Sidney Charles Curl

Regimental number: 
Unit at enlistment: 
84th Battalion
Volunteered or conscripted: 
Survived the war: 
Date of death: 
September 3rd, 1916
La Laiterie Military Cemetery - Ypres, Belgium - VII.C.11.
Commemorated at: 
St. James Anglican Church (Paris)
Birth country: 
Birth county: 
Birth city: 
Langley Park
Address at enlistment: 
173 Catherine Street, Paris, Ontario
Next of kin address: 
34 Tweed Street, Chopwell, Durham, England
Trade or calling: 
Religious denominations: 
Church of England
Marital status: 
Age at enlistment: 

Letters and documents

Circumstances of Casualty: Killed in Action.
Location of Unit at Time of Casualty: Trenches near Kemmel.

BX September 16, 1916

Private Sidney Curl Killed in Action – Paris Man Who Was in 84th Battalion Gave Life for the Cause

PARIS, Sept. 15. – Still, another Paris man has given up his life in defence of the Empire, word having been received that Pte. Sidney Charles Curl had been killed in action; “Sid” enlisted with the 84th Battalion, and on arrival in England was transferred to the 73rd Highlanders. He was a very popular young man and highly esteemed by all who knew him. He was also a well-known football player, having played with the Paris team for several years. Besides his wife, who is in the Old Country, and his parents, he leaves two sisters, Mrs. Nebins and Mrs. Shields, and one brother, Private George Curl now overseas. 

BX October 2, 1916
Private Sidney Curl Killed While on Sentry Duty – Was on Sentry Duty and Had Fired at Moving Enemy, Attracting Attention – A Good Soldier
PARIS, Oct. 2. - Mrs. Thomas Curl has received the following letter, from Lieut. Patch regarding the death of her son, Pte. Sidney Charles Curl.
September 7, 1916
Somewhere in France,
Dear Madam,
As his platoon commander, it is my sad duty to inform you of the death of your son, Sidney. It happened on Monday evening. 

He had just come on duty as sentry. Evidently, he observed some signs of the enemy, for he was heard to fire his rifle several times. Whether his firing attracted the attention of the enemy's snipers, or, as is more likely, a chance shot from a machine gun struck him, we'll never know.

He did not suffer, for his death was instantaneous. His body was taken back to the reserve lines and buried on Tuesday afternoon. The burial service was read by our chaplain. I'll write you, giving further particulars of his grave.

Your son had not been long under my command, but during that time, he proved himself a good soldier, and the manner of his death proved his constant attention to his duty. While I know that little I can say will console you in your loss, still I would like you to know that I sympathize sincerely with you. I believe that he was happy in the thought that he was doing his best to serve his country. If there is any other information you wish to know I will do my best to give it to you.

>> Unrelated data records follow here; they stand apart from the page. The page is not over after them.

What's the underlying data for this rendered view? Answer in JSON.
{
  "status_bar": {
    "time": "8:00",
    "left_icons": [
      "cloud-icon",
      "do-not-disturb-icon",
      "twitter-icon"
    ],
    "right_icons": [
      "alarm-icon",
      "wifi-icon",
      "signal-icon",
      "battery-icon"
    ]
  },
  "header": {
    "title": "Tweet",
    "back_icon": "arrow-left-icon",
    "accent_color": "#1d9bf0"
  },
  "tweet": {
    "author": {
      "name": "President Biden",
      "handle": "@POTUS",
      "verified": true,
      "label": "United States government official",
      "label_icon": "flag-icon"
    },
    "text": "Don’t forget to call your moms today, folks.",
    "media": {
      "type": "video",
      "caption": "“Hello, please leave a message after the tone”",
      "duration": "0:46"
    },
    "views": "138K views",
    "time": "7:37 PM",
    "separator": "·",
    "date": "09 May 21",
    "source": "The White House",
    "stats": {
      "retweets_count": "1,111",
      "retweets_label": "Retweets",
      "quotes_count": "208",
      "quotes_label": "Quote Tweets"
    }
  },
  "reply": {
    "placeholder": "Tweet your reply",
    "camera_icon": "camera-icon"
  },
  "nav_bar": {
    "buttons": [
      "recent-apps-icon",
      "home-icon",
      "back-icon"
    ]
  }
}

I am yours sincerely,
Howard H. Patch, Lieut.

BC December 16, 1916

Mr. and Mrs. Thomas Curl received the sad intelligence from the Militia Department at Ottawa that their son, Pte. Sidney Curl had been killed in action on Sept. 3rd, 1916, somewhere in France. Private Curl left with the 84th Battalion a few months ago, but later volunteered for the 73rd Highlanders. Sidney was well known in Paris, being a great football player and an all round athlete. He was a member of St. James' Men's Society, an adherent of St. James Church, and a general favorite with all who knew him. His brother, Private George Curl, of the 98th Battalion, is at the front. The sympathy of the community will be extended to the bereaved family in their hour of trial.